This was easily one of my favorite days on my last trip to Israel. We were based out of Jerusalem and it was a very hot week so were looking for something to do for a day trip but keep cool. After quite a lot of Googling and speaking to friends who made aliyah I found Nahal HaKibbutzim in Beit Shean, a two hour drive from Yerushalayim. It’s “off the beaten path” even for Israelis but it’s closer by about an hour’s drive to the center/south of the country than many other water hikes which tend to be more north in the Galil or in the Golan. Afterwards, the quickest way back to Jerusalem is route 60 through Judea and Samaria which is a fun trip with Super Mario Brothers style mountains in the background.

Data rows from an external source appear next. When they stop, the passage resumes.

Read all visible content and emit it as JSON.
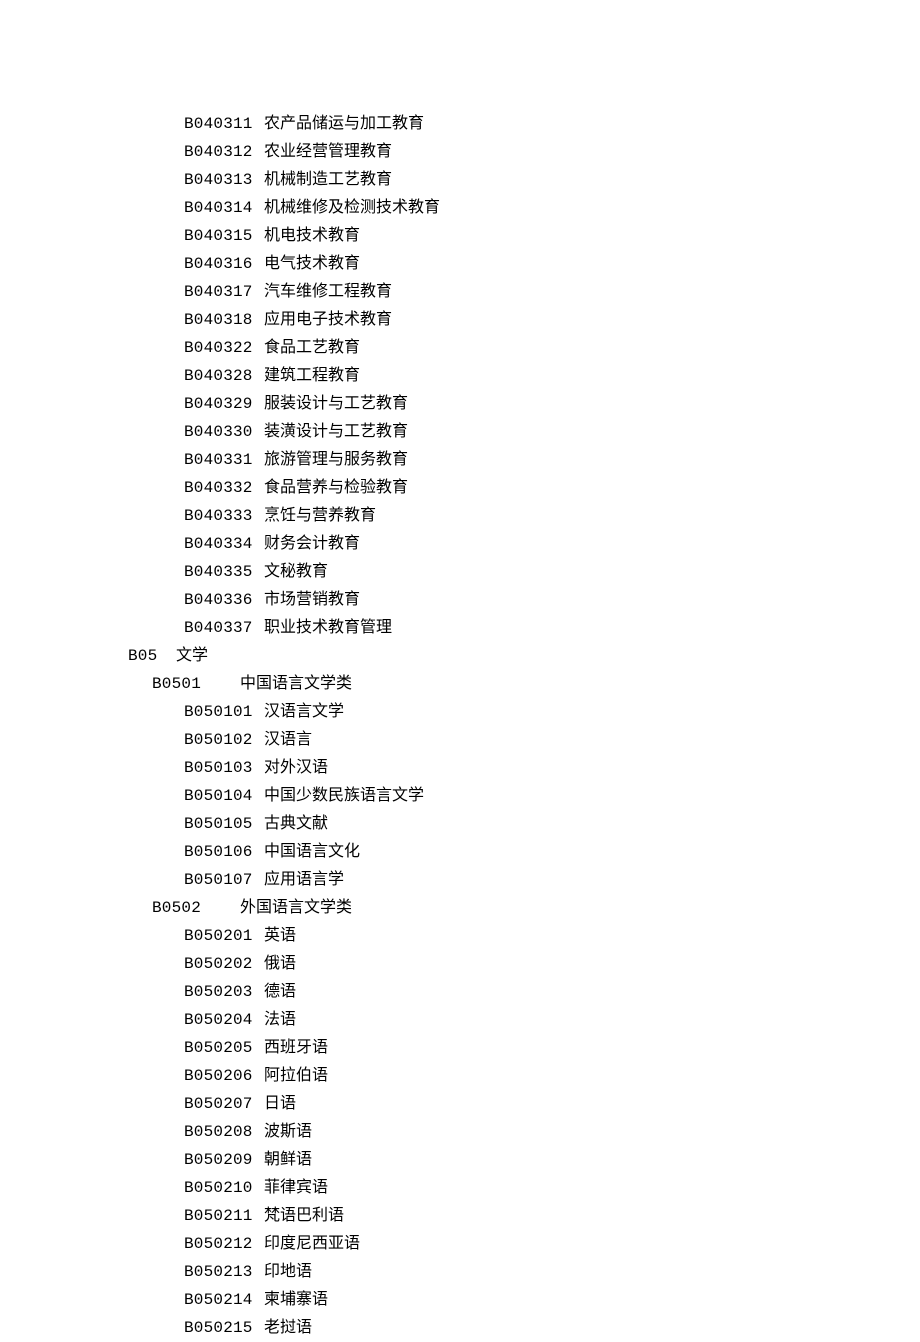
{
  "rows": [
    {
      "level": 3,
      "code": "B040311",
      "name": "农产品储运与加工教育"
    },
    {
      "level": 3,
      "code": "B040312",
      "name": "农业经营管理教育"
    },
    {
      "level": 3,
      "code": "B040313",
      "name": "机械制造工艺教育"
    },
    {
      "level": 3,
      "code": "B040314",
      "name": "机械维修及检测技术教育"
    },
    {
      "level": 3,
      "code": "B040315",
      "name": "机电技术教育"
    },
    {
      "level": 3,
      "code": "B040316",
      "name": "电气技术教育"
    },
    {
      "level": 3,
      "code": "B040317",
      "name": "汽车维修工程教育"
    },
    {
      "level": 3,
      "code": "B040318",
      "name": "应用电子技术教育"
    },
    {
      "level": 3,
      "code": "B040322",
      "name": "食品工艺教育"
    },
    {
      "level": 3,
      "code": "B040328",
      "name": "建筑工程教育"
    },
    {
      "level": 3,
      "code": "B040329",
      "name": "服装设计与工艺教育"
    },
    {
      "level": 3,
      "code": "B040330",
      "name": "装潢设计与工艺教育"
    },
    {
      "level": 3,
      "code": "B040331",
      "name": "旅游管理与服务教育"
    },
    {
      "level": 3,
      "code": "B040332",
      "name": "食品营养与检验教育"
    },
    {
      "level": 3,
      "code": "B040333",
      "name": "烹饪与营养教育"
    },
    {
      "level": 3,
      "code": "B040334",
      "name": "财务会计教育"
    },
    {
      "level": 3,
      "code": "B040335",
      "name": "文秘教育"
    },
    {
      "level": 3,
      "code": "B040336",
      "name": "市场营销教育"
    },
    {
      "level": 3,
      "code": "B040337",
      "name": "职业技术教育管理"
    },
    {
      "level": 1,
      "code": "B05",
      "name": "文学"
    },
    {
      "level": 2,
      "code": "B0501",
      "name": "中国语言文学类"
    },
    {
      "level": 3,
      "code": "B050101",
      "name": "汉语言文学"
    },
    {
      "level": 3,
      "code": "B050102",
      "name": "汉语言"
    },
    {
      "level": 3,
      "code": "B050103",
      "name": "对外汉语"
    },
    {
      "level": 3,
      "code": "B050104",
      "name": "中国少数民族语言文学"
    },
    {
      "level": 3,
      "code": "B050105",
      "name": "古典文献"
    },
    {
      "level": 3,
      "code": "B050106",
      "name": "中国语言文化"
    },
    {
      "level": 3,
      "code": "B050107",
      "name": "应用语言学"
    },
    {
      "level": 2,
      "code": "B0502",
      "name": "外国语言文学类"
    },
    {
      "level": 3,
      "code": "B050201",
      "name": "英语"
    },
    {
      "level": 3,
      "code": "B050202",
      "name": "俄语"
    },
    {
      "level": 3,
      "code": "B050203",
      "name": "德语"
    },
    {
      "level": 3,
      "code": "B050204",
      "name": "法语"
    },
    {
      "level": 3,
      "code": "B050205",
      "name": "西班牙语"
    },
    {
      "level": 3,
      "code": "B050206",
      "name": "阿拉伯语"
    },
    {
      "level": 3,
      "code": "B050207",
      "name": "日语"
    },
    {
      "level": 3,
      "code": "B050208",
      "name": "波斯语"
    },
    {
      "level": 3,
      "code": "B050209",
      "name": "朝鲜语"
    },
    {
      "level": 3,
      "code": "B050210",
      "name": "菲律宾语"
    },
    {
      "level": 3,
      "code": "B050211",
      "name": "梵语巴利语"
    },
    {
      "level": 3,
      "code": "B050212",
      "name": "印度尼西亚语"
    },
    {
      "level": 3,
      "code": "B050213",
      "name": "印地语"
    },
    {
      "level": 3,
      "code": "B050214",
      "name": "柬埔寨语"
    },
    {
      "level": 3,
      "code": "B050215",
      "name": "老挝语"
    }
  ]
}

Think of a water park with a lazy river … then think of a real one. It’s a real river with slow moving water, the depth varying from about two feet to about six feet. At times, I or the older kids were carrying the younger, but the best part are the tubes. Click for a video of the tubes – here’s the slow tube and here’s the fast tube. These are “real” water slides – concrete tubes under roadways the cross the path of the river. There are two of them, spaced apart and many people (let’s be honest, mostly the kids) climb up out of the water and go through the tubes again and again.
It was about 100 degrees outside the day we went (Celsius is inferior – we live in air which Fahrenheit does far better than Celsius which is designed around water temperature), but the water was great and we were very comfortable. The same goes for a swim in the Kinneret on a 104 degree day.

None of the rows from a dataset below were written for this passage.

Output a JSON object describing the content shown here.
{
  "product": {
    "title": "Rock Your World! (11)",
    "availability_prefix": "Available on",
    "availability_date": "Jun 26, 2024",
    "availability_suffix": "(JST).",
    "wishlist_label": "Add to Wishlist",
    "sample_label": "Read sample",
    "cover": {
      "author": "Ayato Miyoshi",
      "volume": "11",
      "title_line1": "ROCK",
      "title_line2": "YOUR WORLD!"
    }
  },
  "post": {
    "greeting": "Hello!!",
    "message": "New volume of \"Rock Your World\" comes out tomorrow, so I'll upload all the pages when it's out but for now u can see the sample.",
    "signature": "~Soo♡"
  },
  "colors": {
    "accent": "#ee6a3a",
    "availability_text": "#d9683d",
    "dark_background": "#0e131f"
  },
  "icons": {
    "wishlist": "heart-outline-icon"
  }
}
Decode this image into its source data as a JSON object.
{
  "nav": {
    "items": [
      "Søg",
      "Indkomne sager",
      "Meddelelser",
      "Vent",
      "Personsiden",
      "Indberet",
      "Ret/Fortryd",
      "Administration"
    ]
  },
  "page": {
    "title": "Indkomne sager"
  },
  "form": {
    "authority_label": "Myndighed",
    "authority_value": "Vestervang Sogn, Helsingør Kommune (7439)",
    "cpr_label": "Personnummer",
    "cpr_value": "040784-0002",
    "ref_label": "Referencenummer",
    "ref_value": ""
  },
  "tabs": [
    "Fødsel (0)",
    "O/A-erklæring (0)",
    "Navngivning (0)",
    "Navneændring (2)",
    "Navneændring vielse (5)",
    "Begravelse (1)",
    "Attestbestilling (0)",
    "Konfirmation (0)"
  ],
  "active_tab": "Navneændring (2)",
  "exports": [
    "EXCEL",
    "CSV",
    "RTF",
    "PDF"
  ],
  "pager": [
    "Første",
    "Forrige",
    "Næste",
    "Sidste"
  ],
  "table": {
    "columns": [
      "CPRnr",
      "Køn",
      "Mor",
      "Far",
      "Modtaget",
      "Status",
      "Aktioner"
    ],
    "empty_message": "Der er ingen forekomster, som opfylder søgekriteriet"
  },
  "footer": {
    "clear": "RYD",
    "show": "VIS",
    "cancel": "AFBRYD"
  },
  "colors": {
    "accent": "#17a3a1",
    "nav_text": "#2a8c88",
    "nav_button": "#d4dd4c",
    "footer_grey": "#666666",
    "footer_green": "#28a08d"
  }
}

There is ostensibly “mixed” swimming but it’s a big river and easy to keep “separate” and because it’s a traditional area of the country, not all, but I’d say almost all of the women and girls were tznious (modestly dressed according to Jewish law).

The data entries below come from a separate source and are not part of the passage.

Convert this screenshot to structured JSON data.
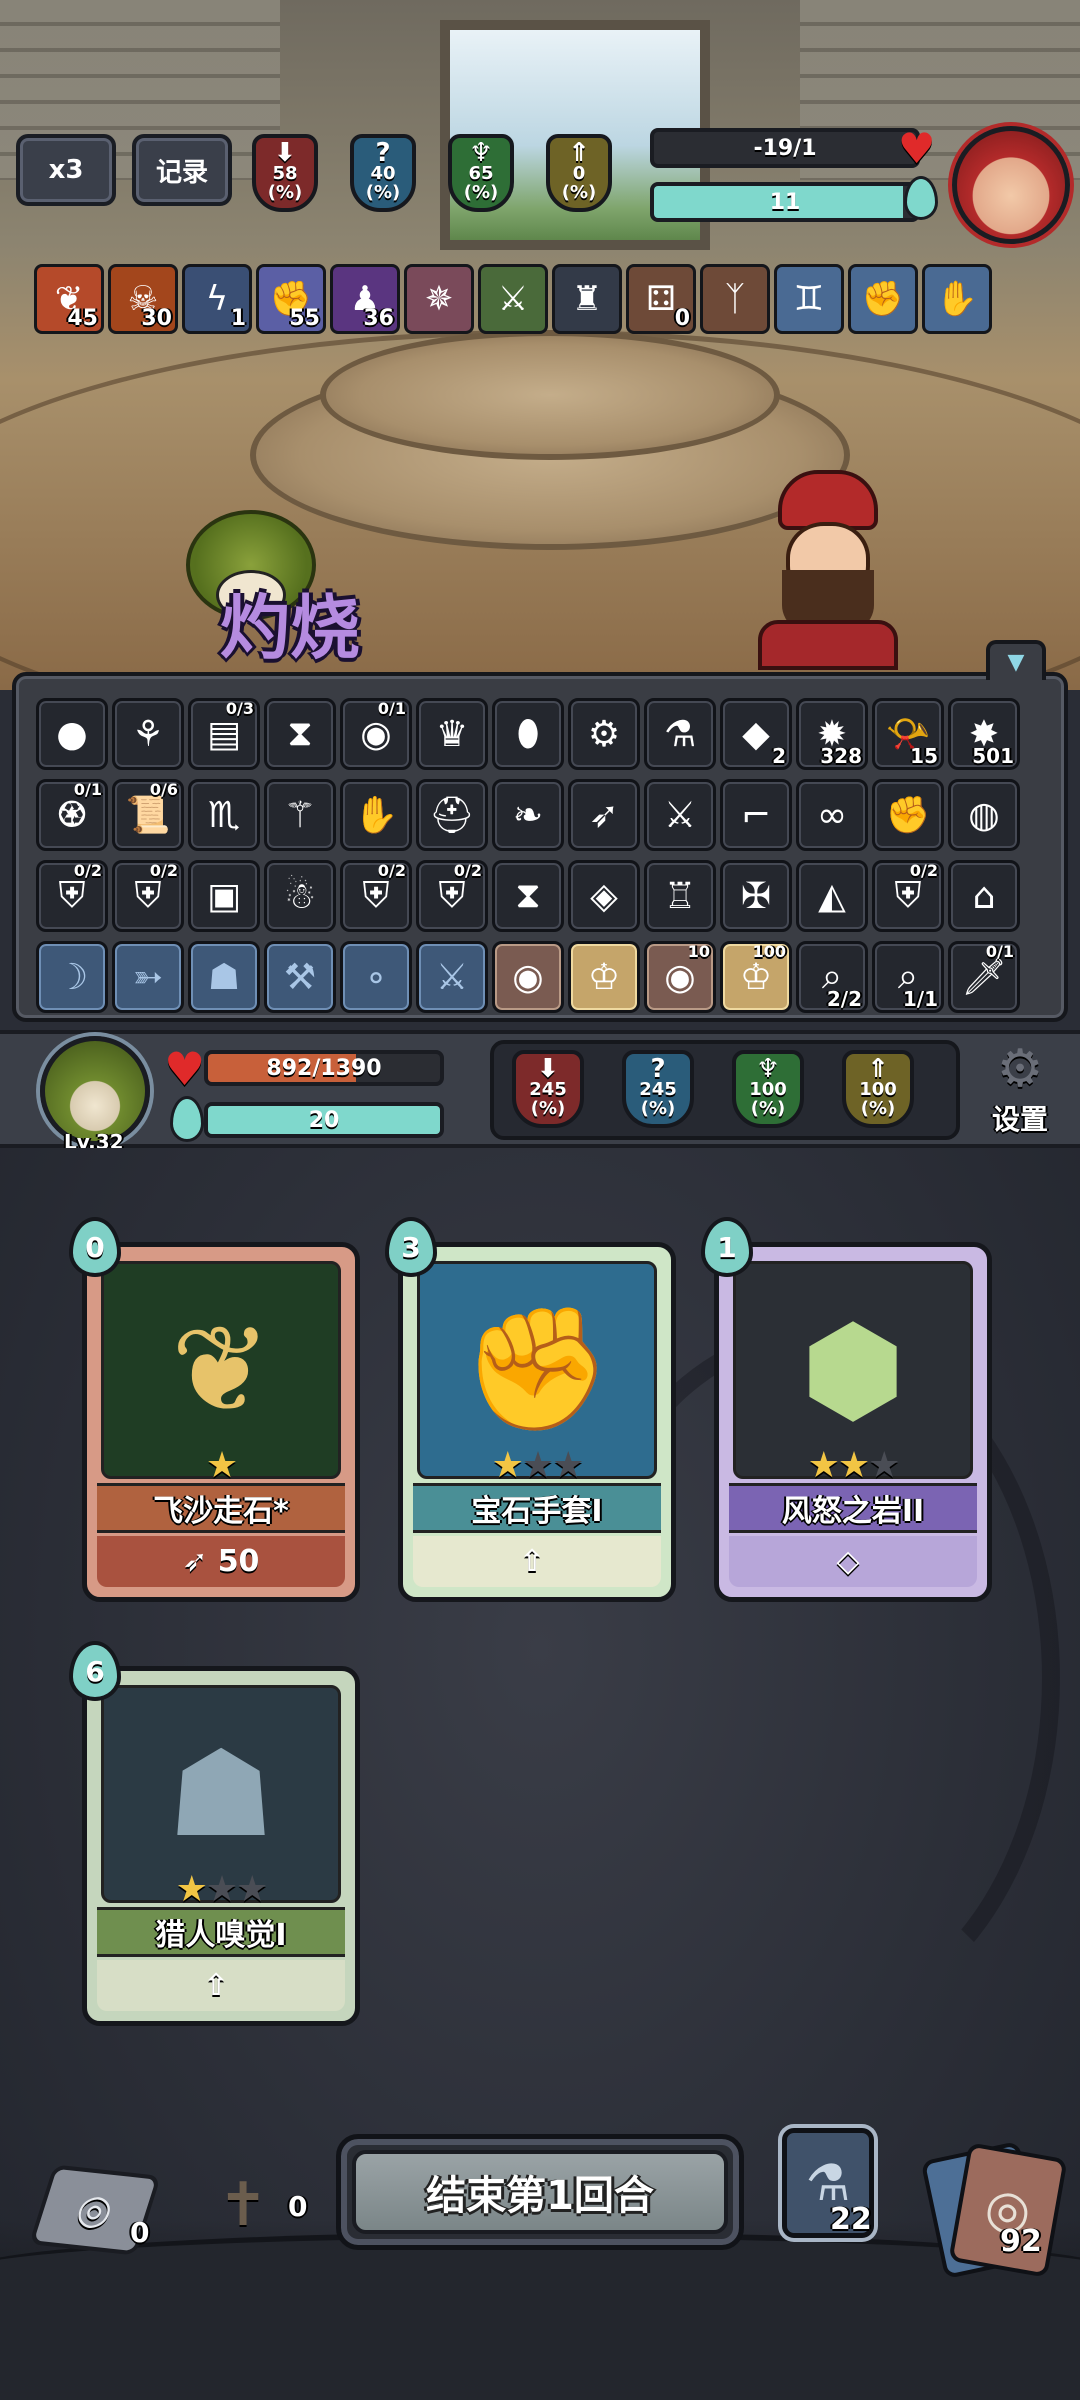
{
  "hud": {
    "speed_label": "x3",
    "record_label": "记录",
    "enemy_stats": [
      {
        "value": "58",
        "unit": "(%)",
        "icon": "red-shield-down-icon",
        "color": "#b33a3a"
      },
      {
        "value": "40",
        "unit": "(%)",
        "icon": "blue-question-shield-icon",
        "color": "#3f7fa3"
      },
      {
        "value": "65",
        "unit": "(%)",
        "icon": "green-trident-shield-icon",
        "color": "#3f8f4a"
      },
      {
        "value": "0",
        "unit": "(%)",
        "icon": "gold-arrow-shield-icon",
        "color": "#a08a32"
      }
    ],
    "enemy_hp": "-19/1",
    "enemy_energy": "11",
    "enemy_hp_fill": 0.0,
    "enemy_energy_fill": 0.95
  },
  "buffs": [
    {
      "icon": "flame-swirl-icon",
      "count": "45",
      "color": "#b54a2a"
    },
    {
      "icon": "fire-skull-icon",
      "count": "30",
      "color": "#a3461c"
    },
    {
      "icon": "lightning-icon",
      "count": "1",
      "color": "#3a4f74"
    },
    {
      "icon": "muscle-arm-icon",
      "count": "55",
      "color": "#5b5fa5"
    },
    {
      "icon": "purple-silhouette-icon",
      "count": "36",
      "color": "#5a3580"
    },
    {
      "icon": "burning-bird-icon",
      "count": "",
      "color": "#7a4a5a"
    },
    {
      "icon": "green-dagger-icon",
      "count": "",
      "color": "#4a6a3a"
    },
    {
      "icon": "dark-cannon-icon",
      "count": "",
      "color": "#333a48"
    },
    {
      "icon": "brown-dice-icon",
      "count": "0",
      "color": "#6e4a38"
    },
    {
      "icon": "brown-rune-icon",
      "count": "",
      "color": "#6e4a38"
    },
    {
      "icon": "blue-twins-icon",
      "count": "",
      "color": "#4a6a93"
    },
    {
      "icon": "blue-fist-icon",
      "count": "",
      "color": "#4a6a93"
    },
    {
      "icon": "blue-flex-icon",
      "count": "",
      "color": "#4a6a93"
    }
  ],
  "floating_text": "灼烧",
  "relic_rows": [
    [
      {
        "icon": "coconut-icon",
        "label": ""
      },
      {
        "icon": "golden-sandal-icon",
        "label": ""
      },
      {
        "icon": "spellbook-icon",
        "label": "",
        "top": "0/3"
      },
      {
        "icon": "hourglass-tag-icon",
        "label": ""
      },
      {
        "icon": "crystal-ball-icon",
        "label": "",
        "top": "0/1"
      },
      {
        "icon": "black-crown-icon",
        "label": ""
      },
      {
        "icon": "red-egg-icon",
        "label": ""
      },
      {
        "icon": "wood-gear-icon",
        "label": ""
      },
      {
        "icon": "blue-flask-icon",
        "label": ""
      },
      {
        "icon": "green-stone-icon",
        "label": "2"
      },
      {
        "icon": "durian-icon",
        "label": "328"
      },
      {
        "icon": "horn-icon",
        "label": "15"
      },
      {
        "icon": "white-burst-icon",
        "label": "501"
      }
    ],
    [
      {
        "icon": "money-bag-icon",
        "label": "",
        "top": "0/1"
      },
      {
        "icon": "scroll-icon",
        "label": "",
        "top": "0/6"
      },
      {
        "icon": "scorpion-icon",
        "label": ""
      },
      {
        "icon": "broom-icon",
        "label": ""
      },
      {
        "icon": "red-gauntlet-icon",
        "label": ""
      },
      {
        "icon": "green-helmet-icon",
        "label": ""
      },
      {
        "icon": "white-wings-icon",
        "label": ""
      },
      {
        "icon": "kunai-icon",
        "label": ""
      },
      {
        "icon": "blue-sword-icon",
        "label": ""
      },
      {
        "icon": "musket-icon",
        "label": ""
      },
      {
        "icon": "rope-icon",
        "label": ""
      },
      {
        "icon": "boxing-glove-icon",
        "label": ""
      },
      {
        "icon": "green-slime-icon",
        "label": ""
      }
    ],
    [
      {
        "icon": "green-shield-badge-icon",
        "label": "",
        "top": "0/2"
      },
      {
        "icon": "blue-shield-badge-icon",
        "label": "",
        "top": "0/2"
      },
      {
        "icon": "framed-painting-icon",
        "label": ""
      },
      {
        "icon": "ghost-icon",
        "label": ""
      },
      {
        "icon": "teal-shield-badge-icon",
        "label": "",
        "top": "0/2"
      },
      {
        "icon": "purple-shield-badge-icon",
        "label": "",
        "top": "0/2"
      },
      {
        "icon": "hourglass-icon",
        "label": ""
      },
      {
        "icon": "rune-book-icon",
        "label": ""
      },
      {
        "icon": "treasure-sack-icon",
        "label": ""
      },
      {
        "icon": "cross-bundle-icon",
        "label": ""
      },
      {
        "icon": "cheese-icon",
        "label": ""
      },
      {
        "icon": "red-shield-badge-icon",
        "label": "",
        "top": "0/2"
      },
      {
        "icon": "white-boot-icon",
        "label": ""
      }
    ],
    [
      {
        "icon": "bow-icon",
        "label": "",
        "style": "blue"
      },
      {
        "icon": "crossbow-icon",
        "label": "",
        "style": "blue"
      },
      {
        "icon": "totem-icon",
        "label": "",
        "style": "blue"
      },
      {
        "icon": "pickaxe-icon",
        "label": "",
        "style": "blue"
      },
      {
        "icon": "bubbles-icon",
        "label": "",
        "style": "blue"
      },
      {
        "icon": "crossed-guns-icon",
        "label": "",
        "style": "blue"
      },
      {
        "icon": "eye-icon",
        "label": "",
        "style": "rose"
      },
      {
        "icon": "gold-crown-spikes-icon",
        "label": "",
        "style": "gold"
      },
      {
        "icon": "eye-dark-icon",
        "label": "",
        "top": "10",
        "style": "rose"
      },
      {
        "icon": "gold-spikes-icon",
        "label": "",
        "top": "100",
        "style": "gold"
      },
      {
        "icon": "telescope-icon",
        "label": "2/2"
      },
      {
        "icon": "purple-telescope-icon",
        "label": "1/1"
      },
      {
        "icon": "machete-icon",
        "label": "",
        "top": "0/1"
      }
    ]
  ],
  "player": {
    "level": "Lv.32",
    "hp": "892/1390",
    "hp_fill": 0.64,
    "energy": "20",
    "energy_fill": 1.0,
    "stats": [
      {
        "value": "245",
        "unit": "(%)",
        "icon": "red-shield-down-icon",
        "color": "#b33a3a"
      },
      {
        "value": "245",
        "unit": "(%)",
        "icon": "blue-question-shield-icon",
        "color": "#3f7fa3"
      },
      {
        "value": "100",
        "unit": "(%)",
        "icon": "green-trident-shield-icon",
        "color": "#3f8f4a"
      },
      {
        "value": "100",
        "unit": "(%)",
        "icon": "gold-arrow-shield-icon",
        "color": "#a08a32"
      }
    ],
    "settings_label": "设置"
  },
  "cards": [
    {
      "name": "飞沙走石*",
      "cost": "0",
      "stars": 1,
      "max_stars": 1,
      "footer": "50",
      "footer_icon": "wing-icon",
      "frame": "#d79a86",
      "title_bg": "#b0623f",
      "foot_bg": "#a9523f",
      "art_bg": "#1f3d24",
      "art_icon": "golden-vines-icon"
    },
    {
      "name": "宝石手套I",
      "cost": "3",
      "stars": 1,
      "max_stars": 3,
      "footer": "",
      "footer_icon": "upgrade-arrow-icon",
      "frame": "#cfe6c7",
      "title_bg": "#4a8f96",
      "foot_bg": "#e6e8cf",
      "art_bg": "#2e6c8f",
      "art_icon": "gem-gauntlet-icon"
    },
    {
      "name": "风怒之岩II",
      "cost": "1",
      "stars": 2,
      "max_stars": 3,
      "footer": "",
      "footer_icon": "diamond-icon",
      "frame": "#c9b9e3",
      "title_bg": "#7b64b3",
      "foot_bg": "#b7a6d9",
      "art_bg": "#2b2f35",
      "art_icon": "wind-rock-icon"
    },
    {
      "name": "猎人嗅觉I",
      "cost": "6",
      "stars": 1,
      "max_stars": 3,
      "footer": "",
      "footer_icon": "upgrade-arrow-icon",
      "frame": "#c5d6bd",
      "title_bg": "#6f8f4f",
      "foot_bg": "#d7dec6",
      "art_bg": "#2b3a44",
      "art_icon": "hunter-silhouette-icon"
    }
  ],
  "bottom": {
    "draw_pile_count": "0",
    "grave_count": "0",
    "end_turn_label": "结束第1回合",
    "potion_count": "22",
    "deck_count": "92"
  }
}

One thing to mention – there are no signs. Use your GPS and find the sand parking lot. There’s also no mention of which side is the beginning and which is the end. We actually did the hike through the water “backwards” (upstream) which was fine … except the person we were meeting was doing it downstream. The start and finish are fairly close to each other.
This hike was awesome!